Read the whole article here.

Friday, 5 August 2016

It's not just about IQ and EQ; 21st century kids need CQ

Although it's not cool to admit it, most parents care deeply about their kids' IQ or Intelligence Quotient. I've heard parents of toddlers boast about how "smart" their kids are. (For the record, I think that IQ is a very narrow concept, which doesn't adequately reflect the many different ways in which our children can be intelligent; it does not, for example, measure a child's musical ability or imagination.)

In the last decade, we've also started to care about EQ or Emotional Quotient. Of course, we all want emotionally stable and sensitive kids who get along with others. Without a doubt, our ability to foster and maintain good relationships is key to our happiness and success, personally and professionally.

We're all trying to raise kids who enjoy learning, study hard, relate well to others, and manage their emotions effectively. We know that IQ and EQ matter for professional success, and perhaps (particularly with EQ) for long-term happiness.

Well, guess what? In a global age, we've got a new quotient that is equally important. We've got CQ or Cultural Quotient, a measure of someone's cross-cultural competence, or in other words, their sensitivity to different cultural viewpoints and their ability to work effectively in different cultural contexts.

Consider how global the workplace is these days -- companies are global and workforces are diverse. And opportunities are global too. An Indian graphics designer based in Chennai might do freelance work for a client in France, for example. Our kids need to be equipped to cross cultural borders and navigate a global, intercultural world.

And in addition to the practical implications, CQ can help us create a less prejudiced, kinder and more humane world. And that's very important.

As a global educator who has taught in the US, Singapore, and India, I think that parents can and should consider ways to help a child develop their CQ.
We can help our kids empathize with others from different contexts.
We can help our kids view an issue or story through different cultural lenses and from different perspectives.
We can help our kids understand beliefs, values, norms and conventions of different cultures.
And we can help our kids judge others less and empathize with them more. Ultimately, we want to foster open-mindedness and empathy.

Here are some suggestions:

1. Read multicultural books to your kids when they are young. Here are some options to start with.

2. Buy multicultural books for your kids to read independently as they grow older. Here's a great list to start with.

3. Encourage kids to learn more about other cultures through food -- take them to different kinds of restaurants or try cooking different cuisines at home.

4. Encourage kids to learn about the stories and beliefs behind different religions; these foundational stories will help your kids understand other people's world views, and it will help your child develop a respect for other people's beliefs. Here is a post on the impact of foundational stories from around the world.
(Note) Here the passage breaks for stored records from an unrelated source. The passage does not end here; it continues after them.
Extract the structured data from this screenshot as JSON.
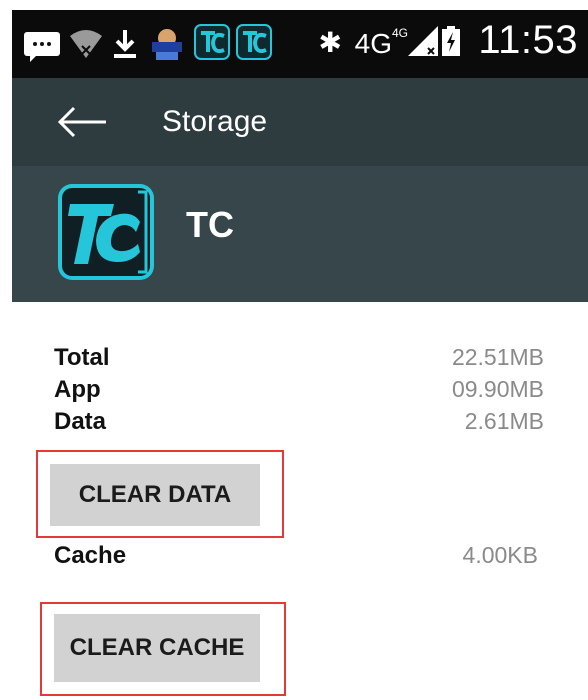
{
  "status_bar": {
    "icons": [
      "message-icon",
      "wifi-icon",
      "download-icon",
      "app-notification-icon",
      "tc-app-icon",
      "tc-app-icon"
    ],
    "bluetooth_icon": "bluetooth-icon",
    "network": "4G",
    "network_small": "4G",
    "signal_icon": "signal-icon",
    "battery_icon": "battery-charging-icon",
    "time": "11:53"
  },
  "toolbar": {
    "back_icon": "back-arrow-icon",
    "title": "Storage"
  },
  "app": {
    "icon": "tc-app-icon",
    "icon_text": "TC",
    "name": "TC",
    "accent_color": "#26c6da"
  },
  "storage": {
    "total_label": "Total",
    "total_value": "22.51MB",
    "app_label": "App",
    "app_value": "09.90MB",
    "data_label": "Data",
    "data_value": "2.61MB",
    "clear_data_label": "CLEAR DATA",
    "cache_label": "Cache",
    "cache_value": "4.00KB",
    "clear_cache_label": "CLEAR CACHE"
  },
  "colors": {
    "status_bar": "#0b0b0b",
    "toolbar": "#2e3b3f",
    "app_header": "#37464a",
    "highlight": "#e53935",
    "button": "#d3d2d2"
  }
}
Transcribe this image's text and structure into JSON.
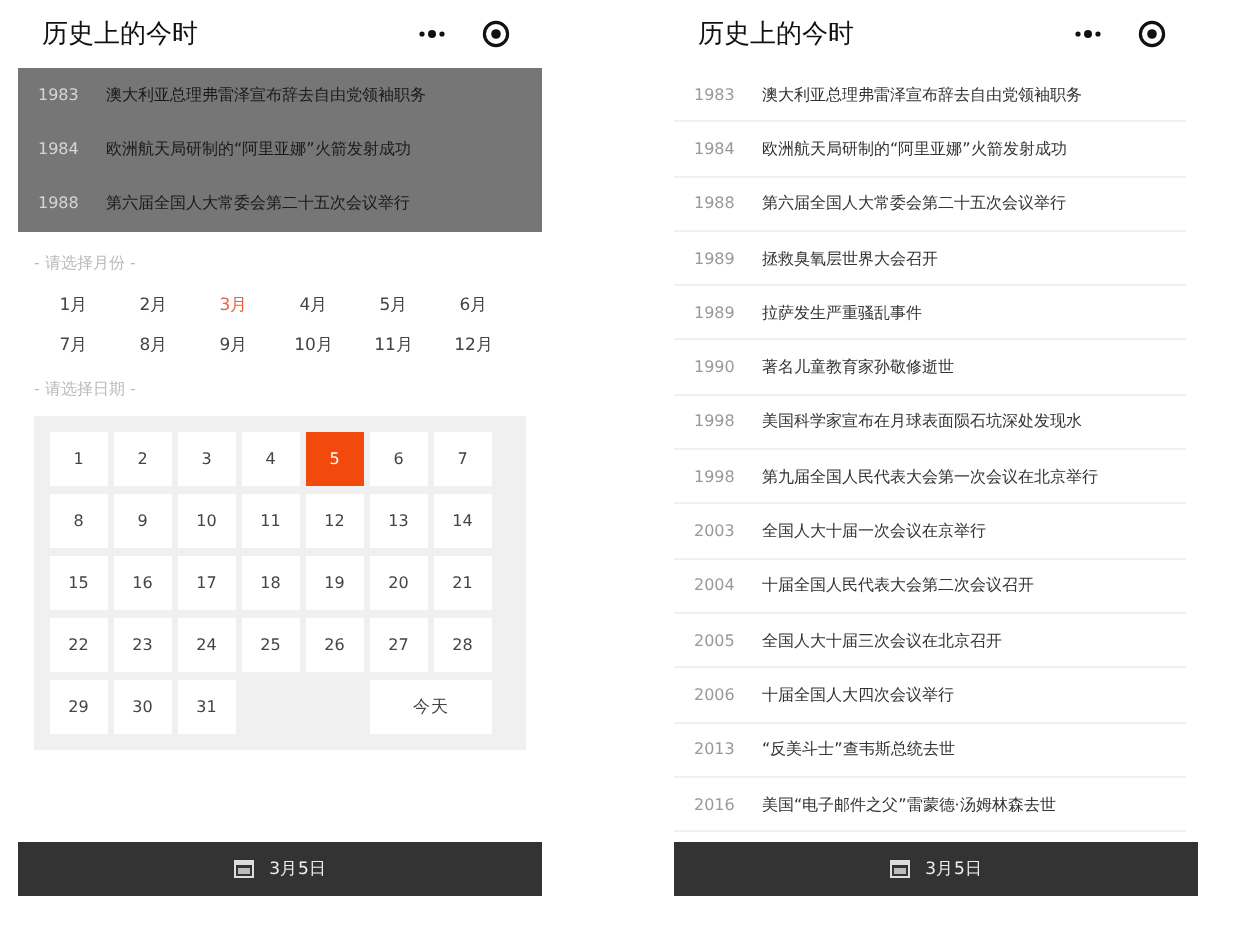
{
  "screens": [
    {
      "title": "历史上的今时",
      "events_dimmed": true,
      "events": [
        {
          "year": "1983",
          "text": "澳大利亚总理弗雷泽宣布辞去自由党领袖职务"
        },
        {
          "year": "1984",
          "text": "欧洲航天局研制的“阿里亚娜”火箭发射成功"
        },
        {
          "year": "1988",
          "text": "第六届全国人大常委会第二十五次会议举行"
        }
      ],
      "month_label": "- 请选择月份 -",
      "months": [
        {
          "label": "1月",
          "selected": false
        },
        {
          "label": "2月",
          "selected": false
        },
        {
          "label": "3月",
          "selected": true
        },
        {
          "label": "4月",
          "selected": false
        },
        {
          "label": "5月",
          "selected": false
        },
        {
          "label": "6月",
          "selected": false
        },
        {
          "label": "7月",
          "selected": false
        },
        {
          "label": "8月",
          "selected": false
        },
        {
          "label": "9月",
          "selected": false
        },
        {
          "label": "10月",
          "selected": false
        },
        {
          "label": "11月",
          "selected": false
        },
        {
          "label": "12月",
          "selected": false
        }
      ],
      "day_label": "- 请选择日期 -",
      "days": [
        {
          "label": "1",
          "selected": false
        },
        {
          "label": "2",
          "selected": false
        },
        {
          "label": "3",
          "selected": false
        },
        {
          "label": "4",
          "selected": false
        },
        {
          "label": "5",
          "selected": true
        },
        {
          "label": "6",
          "selected": false
        },
        {
          "label": "7",
          "selected": false
        },
        {
          "label": "8",
          "selected": false
        },
        {
          "label": "9",
          "selected": false
        },
        {
          "label": "10",
          "selected": false
        },
        {
          "label": "11",
          "selected": false
        },
        {
          "label": "12",
          "selected": false
        },
        {
          "label": "13",
          "selected": false
        },
        {
          "label": "14",
          "selected": false
        },
        {
          "label": "15",
          "selected": false
        },
        {
          "label": "16",
          "selected": false
        },
        {
          "label": "17",
          "selected": false
        },
        {
          "label": "18",
          "selected": false
        },
        {
          "label": "19",
          "selected": false
        },
        {
          "label": "20",
          "selected": false
        },
        {
          "label": "21",
          "selected": false
        },
        {
          "label": "22",
          "selected": false
        },
        {
          "label": "23",
          "selected": false
        },
        {
          "label": "24",
          "selected": false
        },
        {
          "label": "25",
          "selected": false
        },
        {
          "label": "26",
          "selected": false
        },
        {
          "label": "27",
          "selected": false
        },
        {
          "label": "28",
          "selected": false
        },
        {
          "label": "29",
          "selected": false
        },
        {
          "label": "30",
          "selected": false
        },
        {
          "label": "31",
          "selected": false
        }
      ],
      "today_button": "今天",
      "footer": "3月5日"
    },
    {
      "title": "历史上的今时",
      "events_dimmed": false,
      "events": [
        {
          "year": "1983",
          "text": "澳大利亚总理弗雷泽宣布辞去自由党领袖职务"
        },
        {
          "year": "1984",
          "text": "欧洲航天局研制的“阿里亚娜”火箭发射成功"
        },
        {
          "year": "1988",
          "text": "第六届全国人大常委会第二十五次会议举行"
        },
        {
          "year": "1989",
          "text": "拯救臭氧层世界大会召开"
        },
        {
          "year": "1989",
          "text": "拉萨发生严重骚乱事件"
        },
        {
          "year": "1990",
          "text": "著名儿童教育家孙敬修逝世"
        },
        {
          "year": "1998",
          "text": "美国科学家宣布在月球表面陨石坑深处发现水"
        },
        {
          "year": "1998",
          "text": "第九届全国人民代表大会第一次会议在北京举行"
        },
        {
          "year": "2003",
          "text": "全国人大十届一次会议在京举行"
        },
        {
          "year": "2004",
          "text": "十届全国人民代表大会第二次会议召开"
        },
        {
          "year": "2005",
          "text": "全国人大十届三次会议在北京召开"
        },
        {
          "year": "2006",
          "text": "十届全国人大四次会议举行"
        },
        {
          "year": "2013",
          "text": "“反美斗士”查韦斯总统去世"
        },
        {
          "year": "2016",
          "text": "美国“电子邮件之父”雷蒙德·汤姆林森去世"
        }
      ],
      "footer": "3月5日"
    }
  ]
}
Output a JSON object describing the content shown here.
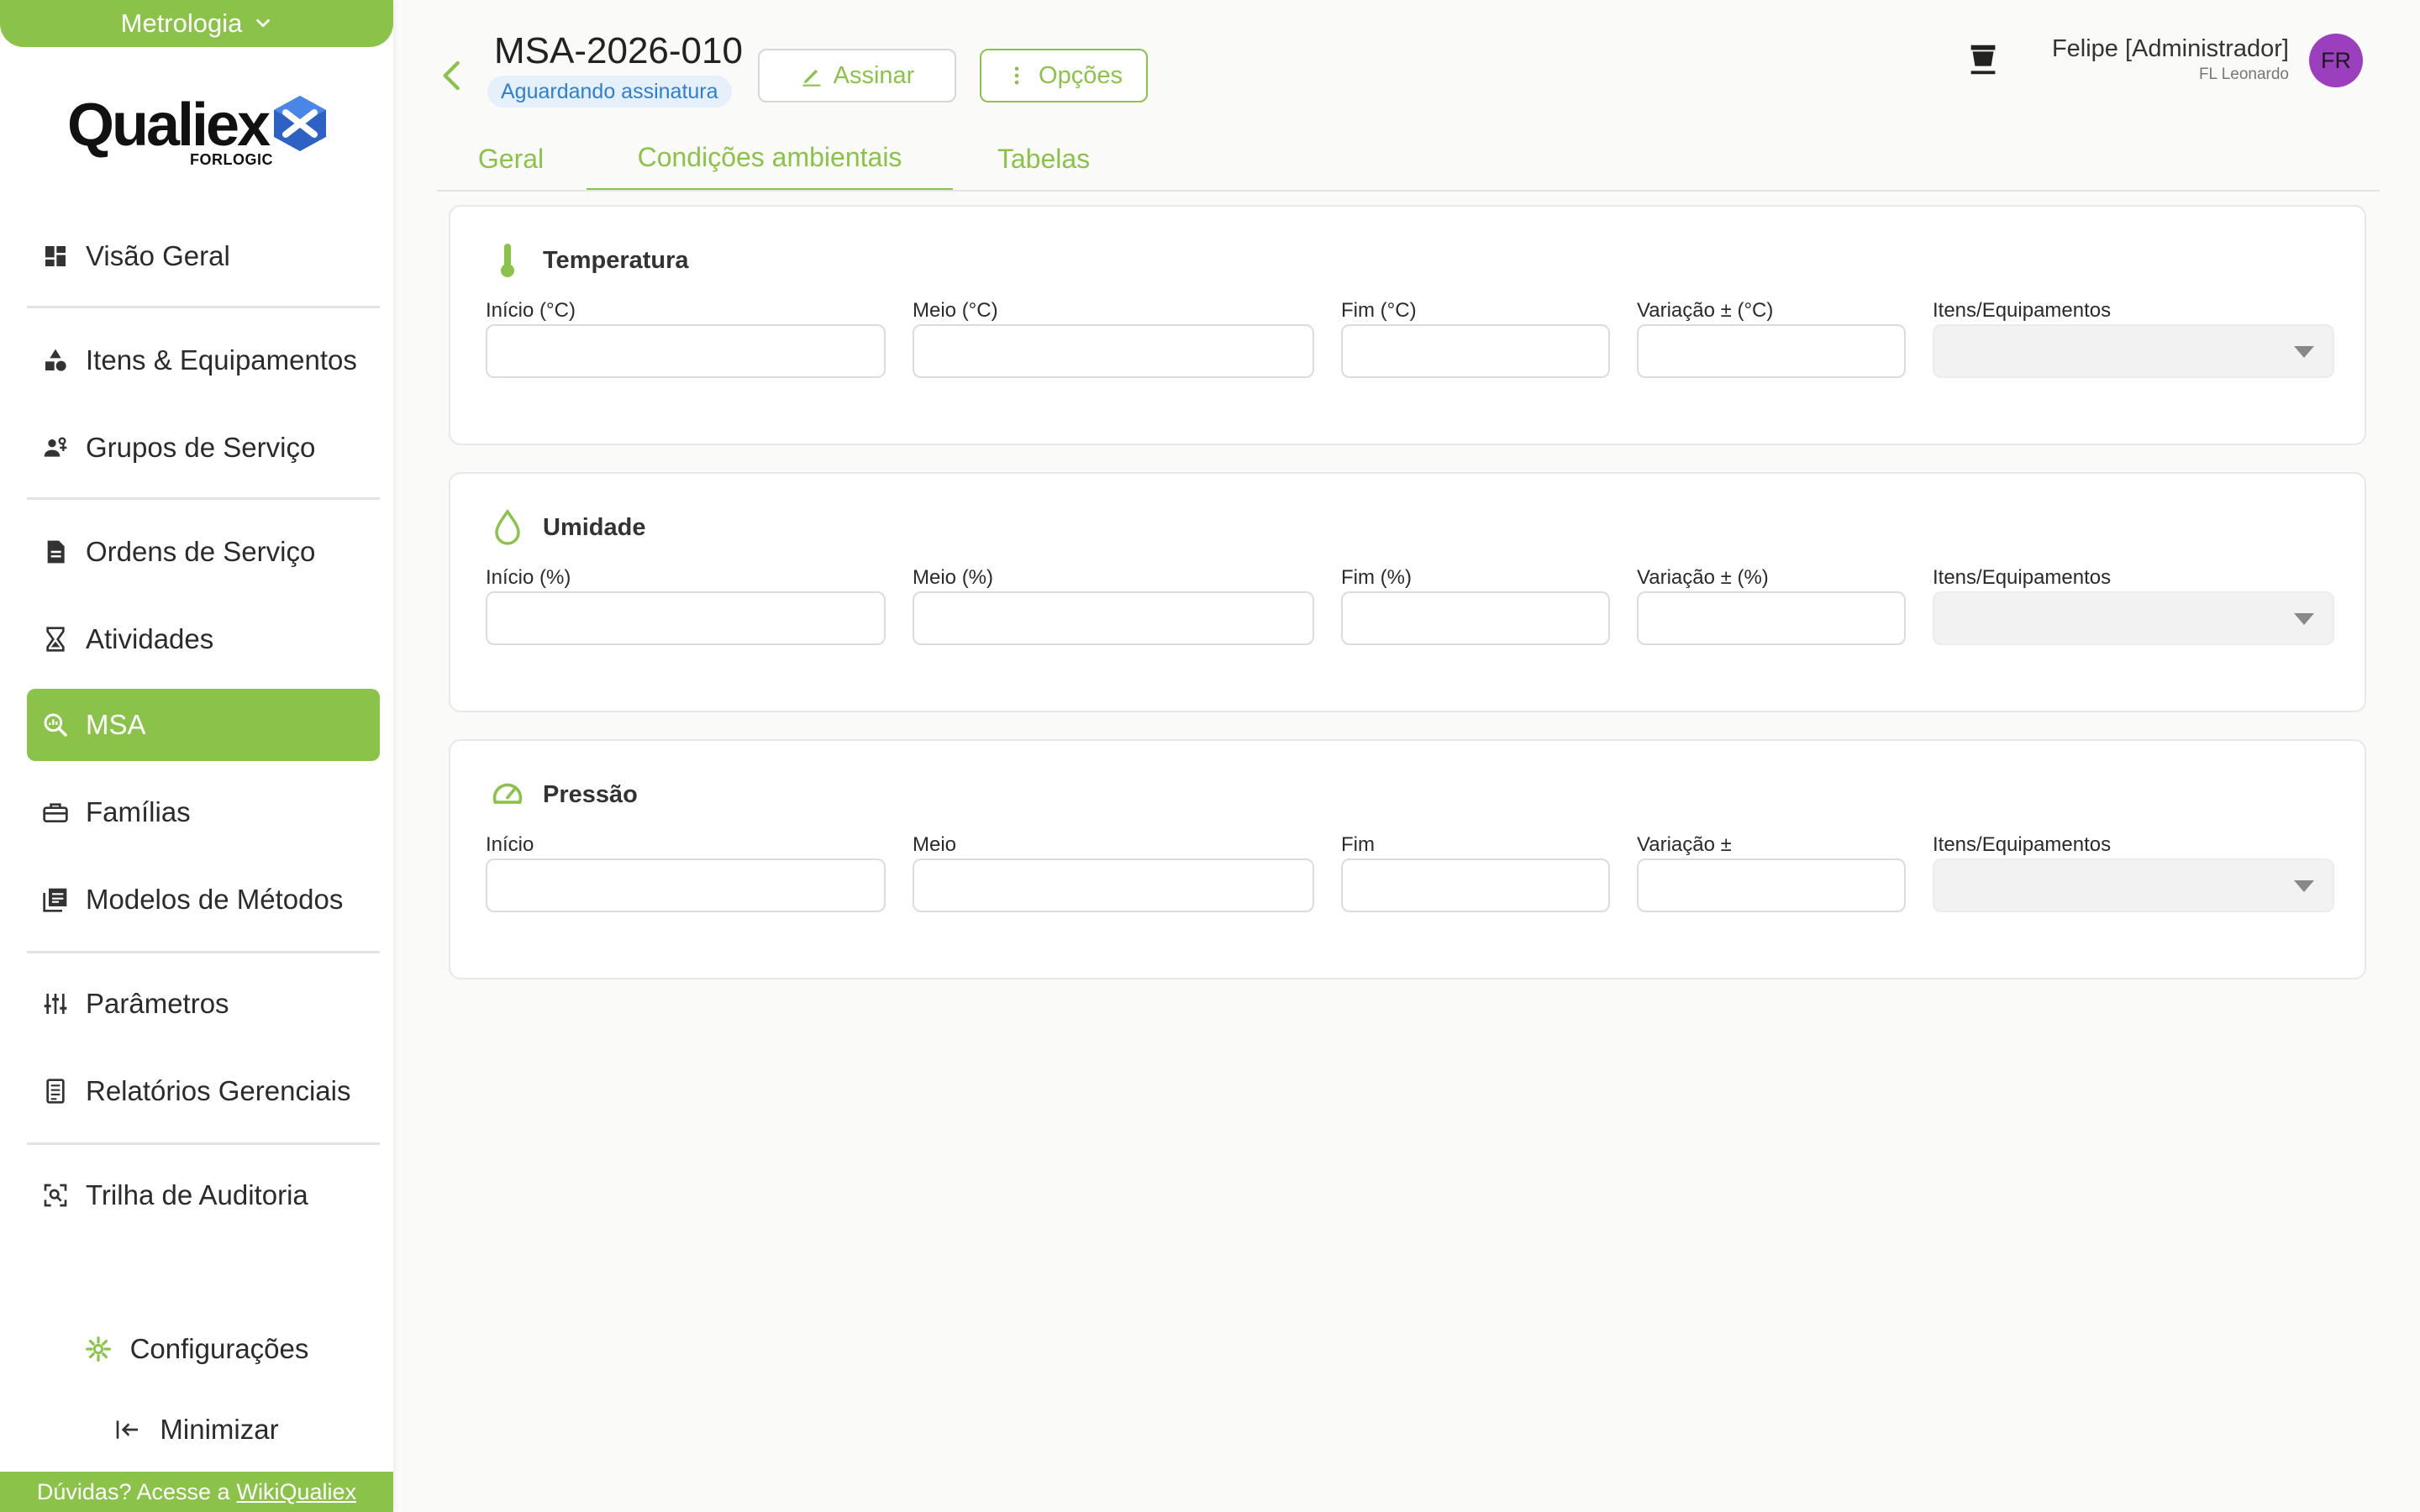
{
  "sidebar": {
    "module": "Metrologia",
    "logo": {
      "word": "Qualiex",
      "sub": "FORLOGIC"
    },
    "items": [
      {
        "label": "Visão Geral",
        "icon": "dashboard-icon"
      },
      {
        "label": "Itens & Equipamentos",
        "icon": "shapes-icon"
      },
      {
        "label": "Grupos de Serviço",
        "icon": "group-icon"
      },
      {
        "label": "Ordens de Serviço",
        "icon": "document-icon"
      },
      {
        "label": "Atividades",
        "icon": "hourglass-icon"
      },
      {
        "label": "MSA",
        "icon": "zoom-chart-icon",
        "active": true
      },
      {
        "label": "Famílias",
        "icon": "toolbox-icon"
      },
      {
        "label": "Modelos de Métodos",
        "icon": "library-icon"
      },
      {
        "label": "Parâmetros",
        "icon": "sliders-icon"
      },
      {
        "label": "Relatórios Gerenciais",
        "icon": "report-icon"
      },
      {
        "label": "Trilha de Auditoria",
        "icon": "audit-scan-icon"
      }
    ],
    "settings_label": "Configurações",
    "minimize_label": "Minimizar",
    "help": {
      "prefix": "Dúvidas? Acesse a",
      "link": "WikiQualiex"
    }
  },
  "header": {
    "title": "MSA-2026-010",
    "status": "Aguardando assinatura",
    "sign_label": "Assinar",
    "options_label": "Opções",
    "user_name": "Felipe [Administrador]",
    "user_company": "FL Leonardo",
    "avatar_initials": "FR"
  },
  "tabs": [
    {
      "label": "Geral"
    },
    {
      "label": "Condições ambientais",
      "active": true
    },
    {
      "label": "Tabelas"
    }
  ],
  "sections": [
    {
      "title": "Temperatura",
      "icon": "thermometer-icon",
      "fields": [
        "Início (°C)",
        "Meio (°C)",
        "Fim (°C)",
        "Variação ± (°C)",
        "Itens/Equipamentos"
      ]
    },
    {
      "title": "Umidade",
      "icon": "droplet-icon",
      "fields": [
        "Início (%)",
        "Meio (%)",
        "Fim (%)",
        "Variação ± (%)",
        "Itens/Equipamentos"
      ]
    },
    {
      "title": "Pressão",
      "icon": "gauge-icon",
      "fields": [
        "Início",
        "Meio",
        "Fim",
        "Variação ±",
        "Itens/Equipamentos"
      ]
    }
  ],
  "colors": {
    "brand": "#8bc34a",
    "status_bg": "#e5f0fb",
    "status_text": "#2f7fd1",
    "avatar": "#9c3fbf"
  }
}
5. Teach your child a foreign language.

6. Travel -- if you can afford to take your children on trips to different places, this is a great way to help them develop their CQ. If you can't travel to another city or country, then find opportunities within your own city -- perhaps there's a Chinese New Year celebration in your city's Chinatown neighborhood, or perhaps there's a Korean play that your kids can watch in a neighborhood theatre. Seek out these opportunities.

7. Remember that it's important to cross borders and shed prejudices within your own city or country -- for example, Hindu kids in India could learn more about Islam and get to know their Muslim neighbors better. CQ is about crossing borders -- of race, religion, language, culture, and socio-economic status. It's about relating to someone whose context and life is a little different from your own. You don't have to fly across the world to develop CQ -- sometimes, the most difficult borders to cross are the ones right around us.

So parents, don't just focus on IQ and EQ; consider ways to help your child develop his/her CQ as well.